So when I designed Ferrari Formula One, I literally built the six screens for the back of the package first. I designed six very specific incarnations. You'll like this a lot. I put a wind tunnel, a dynamometer; I had the scoring monitor screen, which nobody had ever done before. I had the in-car view -- which was the big screenshot on the top -- I had the pit-side view where you actually change the tires. Oh yeah, and they put the splash screen on it.

What I did in that case was I said, "You know what? I get paid by people deciding what game to buy based on the screenshots, so I'm going to design to make sure that I have the things that get me paid."

Increasingly, free-to-play games, social games, mobile games, even the DLC and online play that drives consoles today, are good examples of the things we need to start considering to design around.

And so one of the things that I think is an interesting way to think about this is something I call service-oriented design. You're going to get paid in the future not for your client but for the services, and so don't spend all your time engineering a client to some undefined set of future experiences you think you might make out of it. The best way to build a new product might be to build the services first.
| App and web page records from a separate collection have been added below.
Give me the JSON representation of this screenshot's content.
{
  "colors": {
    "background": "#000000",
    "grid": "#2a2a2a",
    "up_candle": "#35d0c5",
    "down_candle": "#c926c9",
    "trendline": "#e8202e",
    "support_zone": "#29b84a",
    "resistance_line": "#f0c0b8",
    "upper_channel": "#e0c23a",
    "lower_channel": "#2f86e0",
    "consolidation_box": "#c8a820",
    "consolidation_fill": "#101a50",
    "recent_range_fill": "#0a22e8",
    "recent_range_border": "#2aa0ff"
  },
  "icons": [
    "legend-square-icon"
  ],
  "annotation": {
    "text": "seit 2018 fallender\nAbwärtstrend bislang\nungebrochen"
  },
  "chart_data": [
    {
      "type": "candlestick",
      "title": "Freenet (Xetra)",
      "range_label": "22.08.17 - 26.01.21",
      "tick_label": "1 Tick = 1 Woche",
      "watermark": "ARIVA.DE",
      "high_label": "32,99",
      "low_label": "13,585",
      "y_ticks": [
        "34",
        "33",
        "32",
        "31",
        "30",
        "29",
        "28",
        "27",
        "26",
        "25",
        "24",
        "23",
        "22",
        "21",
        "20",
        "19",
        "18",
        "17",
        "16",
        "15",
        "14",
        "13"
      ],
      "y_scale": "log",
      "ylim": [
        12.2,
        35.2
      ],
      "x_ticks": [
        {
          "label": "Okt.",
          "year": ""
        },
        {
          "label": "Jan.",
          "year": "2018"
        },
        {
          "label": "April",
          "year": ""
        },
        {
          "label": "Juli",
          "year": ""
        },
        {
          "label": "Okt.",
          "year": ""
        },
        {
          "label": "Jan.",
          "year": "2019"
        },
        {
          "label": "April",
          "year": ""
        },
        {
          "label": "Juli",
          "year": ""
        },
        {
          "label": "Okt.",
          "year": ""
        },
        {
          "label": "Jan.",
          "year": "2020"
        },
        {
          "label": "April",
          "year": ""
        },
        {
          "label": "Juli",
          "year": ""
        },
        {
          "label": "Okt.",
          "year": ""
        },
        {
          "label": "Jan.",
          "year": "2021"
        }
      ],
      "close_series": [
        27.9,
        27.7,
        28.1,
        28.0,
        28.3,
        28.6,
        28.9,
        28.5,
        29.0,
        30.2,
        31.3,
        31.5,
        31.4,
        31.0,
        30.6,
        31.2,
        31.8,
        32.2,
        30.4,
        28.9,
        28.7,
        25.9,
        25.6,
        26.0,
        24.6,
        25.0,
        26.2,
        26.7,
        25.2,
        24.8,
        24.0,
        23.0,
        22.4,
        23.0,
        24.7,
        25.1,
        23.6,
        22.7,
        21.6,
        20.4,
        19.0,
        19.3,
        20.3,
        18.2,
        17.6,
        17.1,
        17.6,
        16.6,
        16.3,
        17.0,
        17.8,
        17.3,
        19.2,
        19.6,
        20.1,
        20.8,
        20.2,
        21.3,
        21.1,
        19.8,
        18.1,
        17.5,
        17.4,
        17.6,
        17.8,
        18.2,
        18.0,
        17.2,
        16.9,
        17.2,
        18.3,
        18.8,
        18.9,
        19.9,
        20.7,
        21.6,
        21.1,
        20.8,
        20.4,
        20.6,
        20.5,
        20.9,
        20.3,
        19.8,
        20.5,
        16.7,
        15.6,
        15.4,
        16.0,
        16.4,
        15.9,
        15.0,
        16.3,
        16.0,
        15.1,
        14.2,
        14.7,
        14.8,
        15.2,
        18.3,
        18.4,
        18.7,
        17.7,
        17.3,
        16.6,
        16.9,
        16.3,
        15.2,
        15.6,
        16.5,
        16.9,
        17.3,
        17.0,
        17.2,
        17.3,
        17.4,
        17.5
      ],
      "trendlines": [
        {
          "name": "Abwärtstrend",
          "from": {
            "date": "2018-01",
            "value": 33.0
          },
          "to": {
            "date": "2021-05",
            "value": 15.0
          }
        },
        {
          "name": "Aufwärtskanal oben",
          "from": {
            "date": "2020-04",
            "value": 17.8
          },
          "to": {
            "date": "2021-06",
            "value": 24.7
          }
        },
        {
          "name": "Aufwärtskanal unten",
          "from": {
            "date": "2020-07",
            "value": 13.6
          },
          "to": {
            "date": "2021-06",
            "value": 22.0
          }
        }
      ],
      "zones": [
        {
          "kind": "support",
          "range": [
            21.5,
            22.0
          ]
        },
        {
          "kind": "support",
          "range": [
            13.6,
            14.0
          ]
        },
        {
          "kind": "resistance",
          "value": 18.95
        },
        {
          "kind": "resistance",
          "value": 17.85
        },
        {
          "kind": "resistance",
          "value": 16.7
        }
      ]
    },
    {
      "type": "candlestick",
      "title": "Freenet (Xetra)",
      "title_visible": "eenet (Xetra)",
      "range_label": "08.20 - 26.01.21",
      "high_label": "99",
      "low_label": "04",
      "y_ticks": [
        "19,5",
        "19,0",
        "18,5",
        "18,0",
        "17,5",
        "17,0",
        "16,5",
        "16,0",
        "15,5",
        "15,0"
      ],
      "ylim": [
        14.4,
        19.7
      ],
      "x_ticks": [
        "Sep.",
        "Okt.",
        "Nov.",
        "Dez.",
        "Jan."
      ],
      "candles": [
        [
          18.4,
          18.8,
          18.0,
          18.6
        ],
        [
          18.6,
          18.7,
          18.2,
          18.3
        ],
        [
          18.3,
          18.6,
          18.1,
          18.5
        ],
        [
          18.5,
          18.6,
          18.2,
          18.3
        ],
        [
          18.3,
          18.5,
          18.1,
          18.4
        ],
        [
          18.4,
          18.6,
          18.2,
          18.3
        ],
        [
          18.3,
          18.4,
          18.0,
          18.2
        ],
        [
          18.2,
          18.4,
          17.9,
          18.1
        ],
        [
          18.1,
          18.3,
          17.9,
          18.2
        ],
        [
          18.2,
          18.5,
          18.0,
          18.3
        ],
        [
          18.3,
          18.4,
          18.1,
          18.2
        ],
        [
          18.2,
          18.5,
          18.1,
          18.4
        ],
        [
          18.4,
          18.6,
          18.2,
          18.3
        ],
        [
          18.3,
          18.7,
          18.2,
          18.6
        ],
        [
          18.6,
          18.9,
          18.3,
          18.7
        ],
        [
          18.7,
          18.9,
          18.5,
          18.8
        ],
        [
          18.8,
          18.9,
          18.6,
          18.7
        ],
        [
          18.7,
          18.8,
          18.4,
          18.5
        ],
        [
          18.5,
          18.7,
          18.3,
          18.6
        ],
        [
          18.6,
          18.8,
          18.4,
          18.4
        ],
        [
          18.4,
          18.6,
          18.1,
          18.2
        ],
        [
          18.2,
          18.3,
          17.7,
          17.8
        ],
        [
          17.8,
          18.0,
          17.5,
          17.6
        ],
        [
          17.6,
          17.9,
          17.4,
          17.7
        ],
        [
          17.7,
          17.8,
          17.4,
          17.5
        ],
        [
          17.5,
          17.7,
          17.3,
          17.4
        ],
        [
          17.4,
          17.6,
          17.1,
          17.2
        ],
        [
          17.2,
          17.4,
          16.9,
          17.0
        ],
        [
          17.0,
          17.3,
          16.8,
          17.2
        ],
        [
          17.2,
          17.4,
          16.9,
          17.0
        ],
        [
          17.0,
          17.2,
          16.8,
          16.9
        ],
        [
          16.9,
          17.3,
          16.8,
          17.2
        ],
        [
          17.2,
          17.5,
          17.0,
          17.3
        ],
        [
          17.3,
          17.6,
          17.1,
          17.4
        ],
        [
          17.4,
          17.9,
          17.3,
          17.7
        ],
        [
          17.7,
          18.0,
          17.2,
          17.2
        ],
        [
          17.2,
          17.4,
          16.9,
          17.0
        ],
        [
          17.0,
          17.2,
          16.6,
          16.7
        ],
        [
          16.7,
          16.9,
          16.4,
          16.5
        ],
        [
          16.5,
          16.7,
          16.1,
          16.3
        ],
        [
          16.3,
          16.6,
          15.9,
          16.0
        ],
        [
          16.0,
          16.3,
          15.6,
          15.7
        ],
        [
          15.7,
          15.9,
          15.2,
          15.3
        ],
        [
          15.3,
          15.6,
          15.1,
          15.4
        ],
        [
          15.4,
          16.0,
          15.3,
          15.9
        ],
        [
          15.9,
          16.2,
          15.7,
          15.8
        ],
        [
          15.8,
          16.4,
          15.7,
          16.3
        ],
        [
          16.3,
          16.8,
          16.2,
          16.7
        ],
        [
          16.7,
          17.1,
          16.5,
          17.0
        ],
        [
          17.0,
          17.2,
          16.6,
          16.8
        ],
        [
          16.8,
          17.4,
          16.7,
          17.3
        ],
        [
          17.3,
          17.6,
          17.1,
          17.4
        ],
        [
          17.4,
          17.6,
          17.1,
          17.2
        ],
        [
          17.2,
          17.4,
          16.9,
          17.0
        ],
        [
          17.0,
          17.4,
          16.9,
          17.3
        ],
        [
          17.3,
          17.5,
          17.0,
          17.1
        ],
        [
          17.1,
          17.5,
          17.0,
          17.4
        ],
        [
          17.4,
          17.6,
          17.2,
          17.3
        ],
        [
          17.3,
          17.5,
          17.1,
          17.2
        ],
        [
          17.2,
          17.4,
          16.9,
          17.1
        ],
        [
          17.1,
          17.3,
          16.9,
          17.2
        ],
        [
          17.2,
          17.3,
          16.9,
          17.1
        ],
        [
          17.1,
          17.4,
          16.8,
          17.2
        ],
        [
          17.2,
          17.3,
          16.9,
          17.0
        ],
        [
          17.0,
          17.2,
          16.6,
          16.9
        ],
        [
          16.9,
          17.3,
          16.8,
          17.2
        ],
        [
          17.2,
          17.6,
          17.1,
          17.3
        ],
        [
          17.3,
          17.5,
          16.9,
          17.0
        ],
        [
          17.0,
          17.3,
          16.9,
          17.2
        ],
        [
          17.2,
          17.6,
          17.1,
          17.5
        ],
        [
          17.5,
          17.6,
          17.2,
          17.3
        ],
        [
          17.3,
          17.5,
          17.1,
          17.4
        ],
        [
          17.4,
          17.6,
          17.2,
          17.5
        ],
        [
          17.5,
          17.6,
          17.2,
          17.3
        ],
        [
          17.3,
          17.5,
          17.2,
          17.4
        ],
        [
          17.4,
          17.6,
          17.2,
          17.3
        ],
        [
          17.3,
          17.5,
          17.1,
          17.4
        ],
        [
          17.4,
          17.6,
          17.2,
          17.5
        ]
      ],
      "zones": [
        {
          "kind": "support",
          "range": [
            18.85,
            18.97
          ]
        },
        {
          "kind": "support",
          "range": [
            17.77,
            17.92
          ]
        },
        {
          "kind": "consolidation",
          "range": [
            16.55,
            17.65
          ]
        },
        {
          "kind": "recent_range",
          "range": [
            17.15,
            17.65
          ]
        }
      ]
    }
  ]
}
So how this might change something -- this is a hypothetical example, or else [Maxis senior VP] Lucy Bradshaw might hit me with a chair! So The Sims is the thought example that I use now to talk about it.

The Sims has three really interesting and discreet audiences: What I would call "dollhousers" -- people who build the fabulous houses that they wish they owned. They have folks who essentially have a virtual relationship with their character. And there are folks who essentially make stuff out of it: Moviemakers.